A History of Violence



In a series of lectures at the College de France in the 1970s, Foucault put forward the interesting hypothesis that history is actually the history of violence. According to Foucault, the history of every constitution retains evidence of every civil upheaval and war that has affected the state in question. Foucault was particularly making a point about the French constitution including, of course, the fundamental changes brought in by the revolution of 1789. However, most influence was always felt from the LAST war or civil upheaval.

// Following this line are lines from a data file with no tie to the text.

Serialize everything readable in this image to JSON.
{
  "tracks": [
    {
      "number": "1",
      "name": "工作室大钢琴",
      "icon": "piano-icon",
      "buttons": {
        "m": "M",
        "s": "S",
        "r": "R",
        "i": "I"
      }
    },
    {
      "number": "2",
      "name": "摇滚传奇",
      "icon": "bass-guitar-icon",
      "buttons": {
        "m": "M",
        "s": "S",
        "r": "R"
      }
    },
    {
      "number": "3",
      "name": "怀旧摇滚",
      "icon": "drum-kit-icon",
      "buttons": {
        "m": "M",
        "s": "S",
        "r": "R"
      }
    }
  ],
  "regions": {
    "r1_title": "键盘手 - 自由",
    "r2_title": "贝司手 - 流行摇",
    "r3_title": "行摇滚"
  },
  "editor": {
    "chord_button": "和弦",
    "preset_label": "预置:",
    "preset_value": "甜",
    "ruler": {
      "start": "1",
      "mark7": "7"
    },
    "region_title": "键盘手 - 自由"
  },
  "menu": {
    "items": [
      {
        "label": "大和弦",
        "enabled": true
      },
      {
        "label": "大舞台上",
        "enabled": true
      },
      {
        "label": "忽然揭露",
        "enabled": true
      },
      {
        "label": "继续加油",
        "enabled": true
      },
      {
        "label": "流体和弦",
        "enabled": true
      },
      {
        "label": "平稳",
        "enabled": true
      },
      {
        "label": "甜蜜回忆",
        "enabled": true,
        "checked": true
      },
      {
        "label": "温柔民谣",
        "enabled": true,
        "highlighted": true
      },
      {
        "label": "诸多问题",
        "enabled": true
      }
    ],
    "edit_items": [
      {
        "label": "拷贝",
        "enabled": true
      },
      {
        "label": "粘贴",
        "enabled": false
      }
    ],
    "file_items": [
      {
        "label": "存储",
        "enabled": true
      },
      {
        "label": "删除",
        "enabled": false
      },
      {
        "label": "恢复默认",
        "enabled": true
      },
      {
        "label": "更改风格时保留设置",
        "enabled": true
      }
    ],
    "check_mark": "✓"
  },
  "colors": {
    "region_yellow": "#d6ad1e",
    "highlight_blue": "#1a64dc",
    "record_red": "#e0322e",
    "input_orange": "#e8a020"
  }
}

This is a thought-provoking hypothesis. It can certainly be applied to European power relationships after the Second World War, with the division of Europe into two hostile camps reflecting the reality of a world controlled by the two new superpowers, America and the USSR. The constitutions of the Eastern Bloc countries, for example, clearly reflected the reality of the USSR's victory over fascist Germany, while the democracies that won the war were free to shape or develop their constitutions as they liked. The instance of Japan is instructive: after losing the war and suffering the devastation caused by the dropping of two atomic bombs, the Japanese gave up on their own world view completely and committed themselves to imitating the American model: even to the point where in many areas they surpassed the original.

Foucault's ideas on history and violence are as relevant today as ever. It is interesting to note that we do not enjoy democratic privileges due to some divine decree: rather, they are the product of successful wars and civil struggles. On the other hand, it can also be said that these same privileges have come about, to a large extent, as the result of successful violence.

3 Comments:

Anonymous foo-the-colt said...

Is this a discourse?

11:20 AM  
Blogger pluto85 said...

Foucault was right!

1:13 PM  
Blogger Medway said...

Which is why Cromwell and his Roundheads are British heroes. Democracy wasn't granted easily, it had to be fought for.

6:45 AM  

Post a Comment

<< Home